For our software engineering final, we decided to build an application that curates a playlist for you and/or your friends. The idea was simple: you choose between two songs at every step of a brief survey and each choice gets fed into our machine learning model. This model combines your choices with those of your friends and creates a playlist just. for. you.
But Reet, why can't I just use my Discover Weekly or my friends just make a collaborative playlist?
Well, your discover weekly is specific to you and making a collaborative playlist makes one underlying assumption:
you already know the song you wish to listen to.
When generating choices and content for your playlist, SongMash uses Spotify's API to ensure that we don't pick songs already added to your library, combining the power of a collaborative playlist while discovering music none of you have heard before.
We needed it the interface and the navigation for SongMash to be as simple as possible.
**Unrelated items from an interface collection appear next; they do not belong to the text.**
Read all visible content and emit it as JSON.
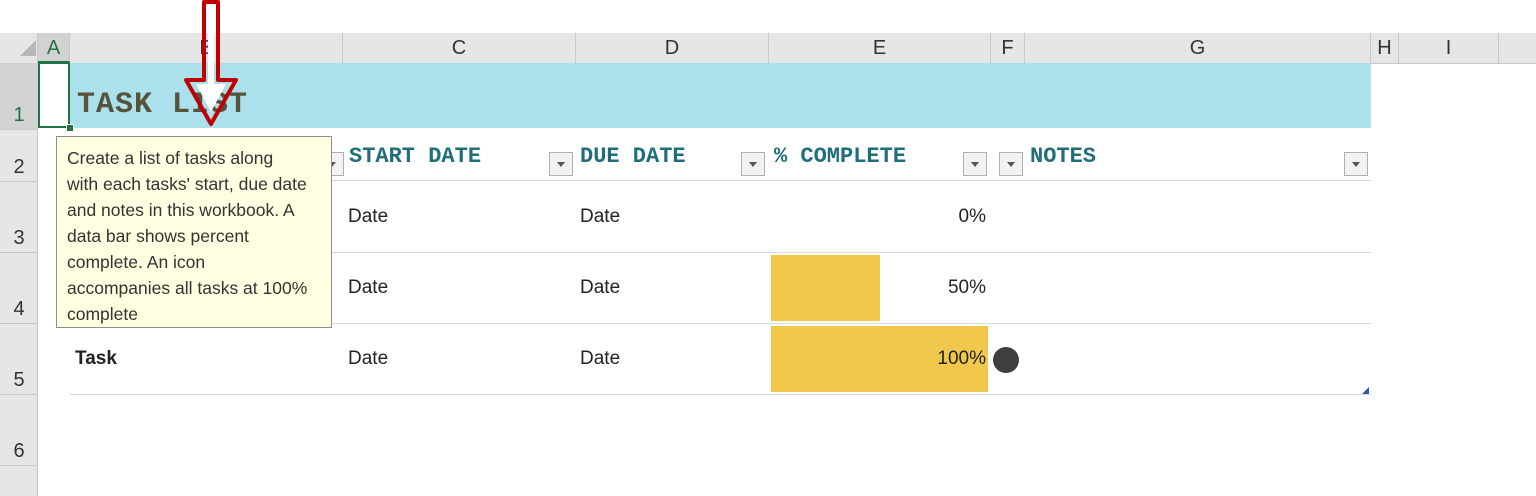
{
  "columns": [
    "A",
    "B",
    "C",
    "D",
    "E",
    "F",
    "G",
    "H",
    "I"
  ],
  "rows": [
    "1",
    "2",
    "3",
    "4",
    "5",
    "6"
  ],
  "title": "TASK LIST",
  "table": {
    "headers": {
      "start_date": "START DATE",
      "due_date": "DUE DATE",
      "complete": "% COMPLETE",
      "notes": "NOTES"
    },
    "rows": [
      {
        "task": "",
        "start": "Date",
        "due": "Date",
        "pct": "0%",
        "pct_value": 0
      },
      {
        "task": "",
        "start": "Date",
        "due": "Date",
        "pct": "50%",
        "pct_value": 50
      },
      {
        "task": "Task",
        "start": "Date",
        "due": "Date",
        "pct": "100%",
        "pct_value": 100,
        "icon": "filled-circle-icon"
      }
    ]
  },
  "tooltip": {
    "lines": [
      "Create a list of tasks along",
      "with each tasks' start, due date",
      "and notes in this workbook. A",
      "data bar shows percent",
      "complete.  An icon",
      "accompanies all tasks at 100%",
      "complete"
    ]
  },
  "colors": {
    "title_band": "#abe1ec",
    "data_bar": "#f0c84b",
    "header_text": "#1f6e7a",
    "arrow": "#c00000",
    "selection": "#217346"
  }
}
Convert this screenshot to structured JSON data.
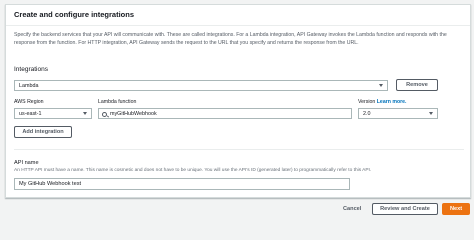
{
  "panel": {
    "title": "Create and configure integrations",
    "description": "Specify the backend services that your API will communicate with. These are called integrations. For a Lambda integration, API Gateway invokes the Lambda function and responds with the response from the function. For HTTP integration, API Gateway sends the request to the URL that you specify and returns the response from the URL."
  },
  "integrations": {
    "label": "Integrations",
    "type_value": "Lambda",
    "remove_label": "Remove",
    "region_label": "AWS Region",
    "region_value": "us-east-1",
    "function_label": "Lambda function",
    "function_value": "myGitHubWebhook",
    "version_label": "Version",
    "version_link": "Learn more.",
    "version_value": "2.0",
    "add_label": "Add integration"
  },
  "api": {
    "name_label": "API name",
    "name_hint": "An HTTP API must have a name. This name is cosmetic and does not have to be unique. You will use the API's ID (generated later) to programmatically refer to this API.",
    "name_value": "My GitHub Webhook test"
  },
  "footer": {
    "cancel_label": "Cancel",
    "review_label": "Review and Create",
    "next_label": "Next"
  }
}
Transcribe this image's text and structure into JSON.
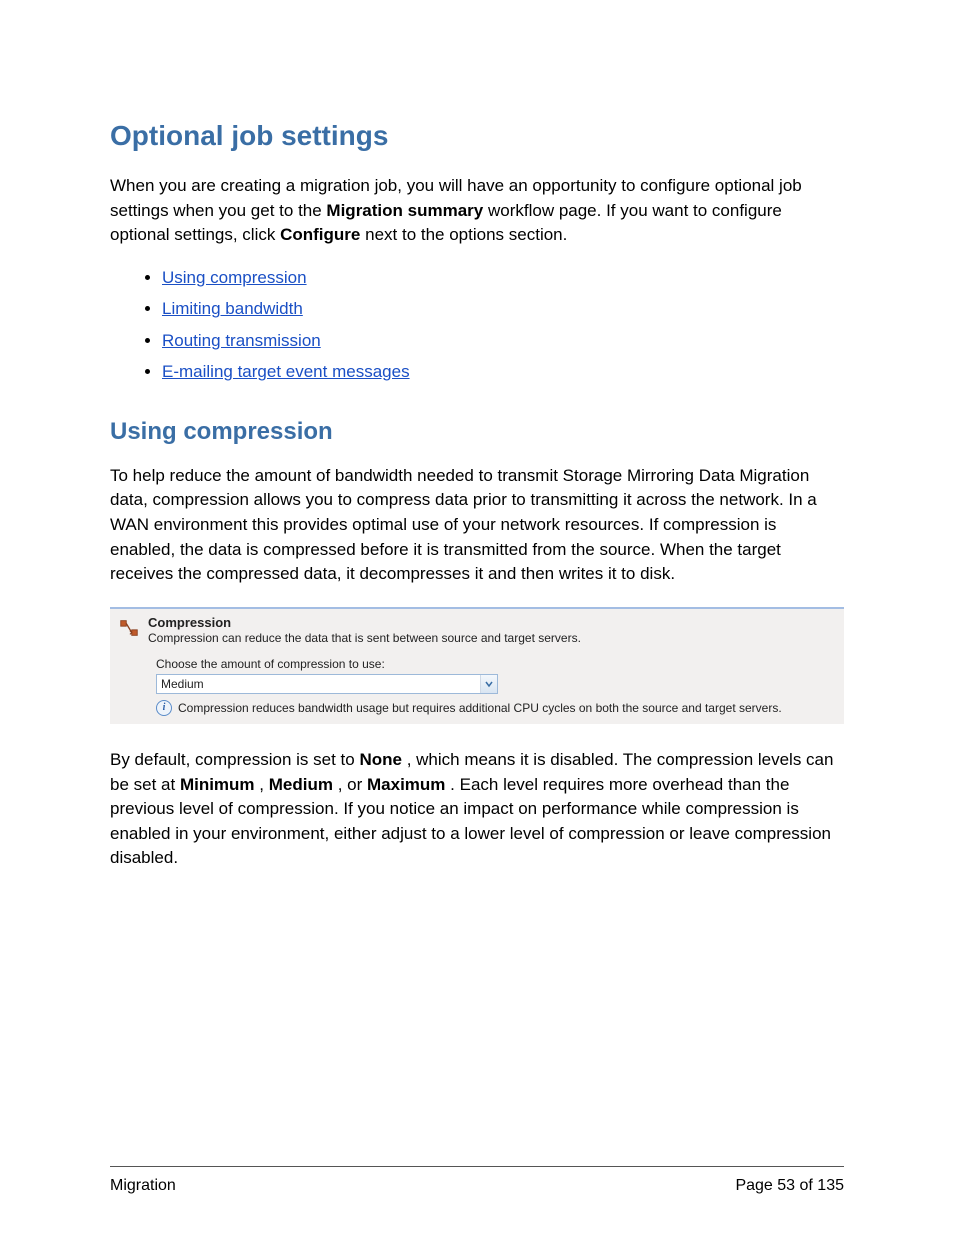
{
  "title": "Optional job settings",
  "intro": {
    "t1": "When you are creating a migration job, you will have an opportunity to configure optional job settings when you get to the ",
    "b1": "Migration summary",
    "t2": " workflow page. If you want to configure optional settings, click ",
    "b2": "Configure",
    "t3": " next to the options section."
  },
  "links": [
    "Using compression",
    "Limiting bandwidth",
    "Routing transmission",
    "E-mailing target event messages"
  ],
  "section_heading": "Using compression",
  "section_body": "To help reduce the amount of bandwidth needed to transmit Storage Mirroring Data Migration data, compression allows you to compress data prior to transmitting it across the network. In a WAN environment this provides optimal use of your network resources. If compression is enabled, the data is compressed before it is transmitted from the source. When the target receives the compressed data, it decompresses it and then writes it to disk.",
  "panel": {
    "title": "Compression",
    "desc": "Compression can reduce the data that is sent between source and target servers.",
    "choose_label": "Choose the amount of compression to use:",
    "selected": "Medium",
    "info": "Compression reduces bandwidth usage but requires additional CPU cycles on both the source and target servers."
  },
  "closing": {
    "t1": "By default, compression is set to ",
    "b1": "None",
    "t2": ", which means it is disabled. The compression levels can be set at ",
    "b2": "Minimum",
    "c2": ", ",
    "b3": "Medium",
    "c3": ", or ",
    "b4": "Maximum",
    "t3": ". Each level requires more overhead than the previous level of compression. If you notice an impact on performance while compression is enabled in your environment, either adjust to a lower level of compression or leave compression disabled."
  },
  "footer": {
    "left": "Migration",
    "right": "Page 53 of 135"
  }
}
I defined the following principles to prioritize when designing for the least amount of user effort:
Familiarity: if the interface was familiar to the user, they would have to spend less mental effort into understanding the interface, hence reducing possible errors.
Easy choices: For our machine learning model, more data meant better output. However, we had to strike a balance between bombarding the user with questions while gathering valuable data. We concluded that the simplest choices will give us the most information without confusing or misleading the user.
Masking the tech: Users didn't need to understand the crux of our algorithm to get a personalized playlist. We had to mask the tech and keep the interface skeletal enough that it got the job done.
I came up with two possible ways a user could make selections on the app:
To choose between the two rating options, I conducted a quick A/B survey.
Designing the interface wasn't my only challenge. I had to make sure I developed an efficient front-end that was smoothly connected to our back-end. My goal was rooted in the theory that good performance is good usability. Our back-end consisted of a machine learning model based on the k-means clustering algorithm. Additionally, we had to build out a large database of songs and their properties using Spotify's API and maintain constant connection throughout the interaction. With constant GET/POST requests going back and forth, I had to make sure the users always received appropriate feedback and error messages when interacting with the front-end. To this end (pun intended), I added loading displays, text messages and error cues for when the back-end was running on a delay.